(Stored items from a collection)

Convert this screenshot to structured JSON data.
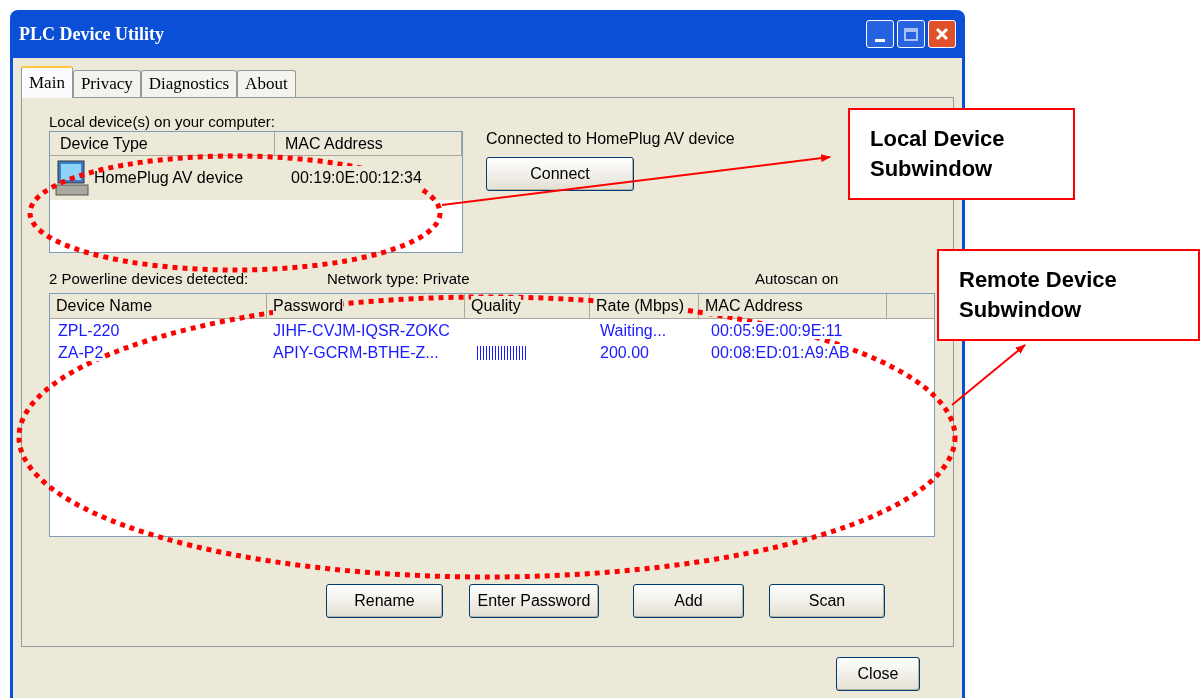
{
  "window": {
    "title": "PLC Device Utility"
  },
  "tabs": [
    {
      "label": "Main",
      "selected": true
    },
    {
      "label": "Privacy",
      "selected": false
    },
    {
      "label": "Diagnostics",
      "selected": false
    },
    {
      "label": "About",
      "selected": false
    }
  ],
  "local": {
    "label": "Local device(s) on your computer:",
    "columns": [
      "Device Type",
      "MAC Address"
    ],
    "rows": [
      {
        "device_type": "HomePlug AV device",
        "mac": "00:19:0E:00:12:34"
      }
    ]
  },
  "connection": {
    "status": "Connected to HomePlug AV device",
    "button": "Connect"
  },
  "remote": {
    "detected": "2 Powerline devices detected:",
    "network_type": "Network type: Private",
    "autoscan": "Autoscan on",
    "columns": [
      "Device Name",
      "Password",
      "Quality",
      "Rate (Mbps)",
      "MAC Address"
    ],
    "rows": [
      {
        "name": "ZPL-220",
        "password": "JIHF-CVJM-IQSR-ZOKC",
        "rate": "Waiting...",
        "mac": "00:05:9E:00:9E:11"
      },
      {
        "name": "ZA-P2",
        "password": "APIY-GCRM-BTHE-Z...",
        "level": 0.5,
        "rate": "200.00",
        "mac": "00:08:ED:01:A9:AB"
      }
    ]
  },
  "buttons": [
    "Rename",
    "Enter Password",
    "Add",
    "Scan"
  ],
  "close_button": "Close",
  "annotations": [
    {
      "text": "Local Device Subwindow"
    },
    {
      "text": "Remote Device Subwindow"
    }
  ]
}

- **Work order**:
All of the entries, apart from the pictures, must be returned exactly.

- **Answer for the task**:
Convert this screenshot to structured JSON data.
{
  "window": {
    "title": "PLC Device Utility"
  },
  "tabs": [
    {
      "label": "Main",
      "selected": true
    },
    {
      "label": "Privacy",
      "selected": false
    },
    {
      "label": "Diagnostics",
      "selected": false
    },
    {
      "label": "About",
      "selected": false
    }
  ],
  "local": {
    "label": "Local device(s) on your computer:",
    "columns": [
      "Device Type",
      "MAC Address"
    ],
    "rows": [
      {
        "device_type": "HomePlug AV device",
        "mac": "00:19:0E:00:12:34"
      }
    ]
  },
  "connection": {
    "status": "Connected to HomePlug AV device",
    "button": "Connect"
  },
  "remote": {
    "detected": "2 Powerline devices detected:",
    "network_type": "Network type: Private",
    "autoscan": "Autoscan on",
    "columns": [
      "Device Name",
      "Password",
      "Quality",
      "Rate (Mbps)",
      "MAC Address"
    ],
    "rows": [
      {
        "name": "ZPL-220",
        "password": "JIHF-CVJM-IQSR-ZOKC",
        "rate": "Waiting...",
        "mac": "00:05:9E:00:9E:11"
      },
      {
        "name": "ZA-P2",
        "password": "APIY-GCRM-BTHE-Z...",
        "level": 0.5,
        "rate": "200.00",
        "mac": "00:08:ED:01:A9:AB"
      }
    ]
  },
  "buttons": [
    "Rename",
    "Enter Password",
    "Add",
    "Scan"
  ],
  "close_button": "Close",
  "annotations": [
    {
      "text": "Local Device Subwindow"
    },
    {
      "text": "Remote Device Subwindow"
    }
  ]
}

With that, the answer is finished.